When Dog #2 can come close – say, within five feet of the end of Guarder’s tether – without eliciting stress/aggression signals from Guarder, go back and repeat Steps 1 through 4 with Guarder’s empty food bowl on the floor next to him.
When Dog #2 can come close with the empty food bowl on the floor, repeat Steps 1 through 4, but this time drop the bits of chicken into Guarder’s empty bowl instead of hand feeding them.
When Dog #2 can come close with chicken bits dropping into the bowl, repeat Steps 1 through 4, but this time start with some of Guarder’s regular food in the bowl on the floor, adding bits of chicken as Dog #2 approaches.
If you’ve done your work well, by the time you reach the end of Series 4, Guarder should understand that when Dog #2 approaches, it makes good stuff happen. Continue to referee off-leash interactions at feeding time, watching for the recurrence of stress signals from Guarder that may indicate more practice sessions are needed.
As with all aggressive behaviors, if you feel the risk to your safety (or your other dog’s safety) is high, or your modification work doesn’t improve the behavior, we recommend seeking the assistance of a qualified trainer/behavior professional.

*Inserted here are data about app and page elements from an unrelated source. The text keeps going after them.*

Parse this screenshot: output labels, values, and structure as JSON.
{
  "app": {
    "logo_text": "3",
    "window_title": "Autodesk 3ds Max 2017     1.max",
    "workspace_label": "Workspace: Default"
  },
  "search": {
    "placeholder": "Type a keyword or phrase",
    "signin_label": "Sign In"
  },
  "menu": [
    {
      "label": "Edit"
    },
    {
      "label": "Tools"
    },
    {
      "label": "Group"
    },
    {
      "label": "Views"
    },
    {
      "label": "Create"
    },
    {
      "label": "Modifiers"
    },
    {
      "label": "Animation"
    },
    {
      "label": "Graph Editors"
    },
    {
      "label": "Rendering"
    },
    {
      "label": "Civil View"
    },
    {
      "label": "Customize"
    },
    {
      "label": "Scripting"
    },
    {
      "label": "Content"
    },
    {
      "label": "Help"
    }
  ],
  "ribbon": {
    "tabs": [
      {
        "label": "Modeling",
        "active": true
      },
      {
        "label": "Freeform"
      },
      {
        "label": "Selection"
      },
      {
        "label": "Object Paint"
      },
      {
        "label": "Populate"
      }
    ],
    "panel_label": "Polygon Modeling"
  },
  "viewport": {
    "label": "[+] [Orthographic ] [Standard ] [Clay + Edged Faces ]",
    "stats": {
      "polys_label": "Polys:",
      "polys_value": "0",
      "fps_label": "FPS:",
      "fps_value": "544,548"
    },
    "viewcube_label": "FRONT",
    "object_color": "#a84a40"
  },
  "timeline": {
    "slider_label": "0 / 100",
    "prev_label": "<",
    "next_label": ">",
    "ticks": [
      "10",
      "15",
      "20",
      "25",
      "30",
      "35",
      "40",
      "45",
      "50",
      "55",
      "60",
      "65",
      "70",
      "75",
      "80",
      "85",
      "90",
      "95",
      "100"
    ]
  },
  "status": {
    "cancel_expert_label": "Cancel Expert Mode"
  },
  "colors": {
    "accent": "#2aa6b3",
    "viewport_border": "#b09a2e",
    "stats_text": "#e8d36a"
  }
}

Guarding from Humans
Dogs who guard their food from humans are a significant threat. If the only thing the dog guards is his food bowl, manage the behavior by feeding him in a separate room, with the door closed, and inviting him out before you go in to pick up the empty bowl. If he generalizes his guarding to other high-value objects, the risk increases by leaps and bounds, especially if you can’t predict what he may decide is valuable to him.
If you have a puppy, start early by associating your presence near his bowl with good stuff; drop yummy tidbits into his bowl as he’s eating, so he doesn’t feel threatened by your presence. Don’t allow family members to tease or torment him at the food bowl, and if he does exhibit signs of guarding, don’t punish! Punishment will only convince him that you’re a threat to his food – you have to work harder to convince him you’re not (see “Thanks for Sharing,” WDJ September 2001).
Jean Donaldson’s excellent book, Mine!, offers a step-by-step program for modifying food-bowl guarding, but again, we advise you to heed the warning: If you feel the risk to your safety is high, or your modification work doesn’t improve the behavior, we recommend seeking the assistance of a qualified trainer/behavior professional.
-Pat Miller, CPDT, is WDJ’s Training Editor. She is also author of The Power of Positive Dog Training, and Positive Perspectives: Love Your Dog, Train Your Dog. Miller lives in Hagerstown, Maryland, site of her Peaceable Paws training center. For book or contact information, see "Resources."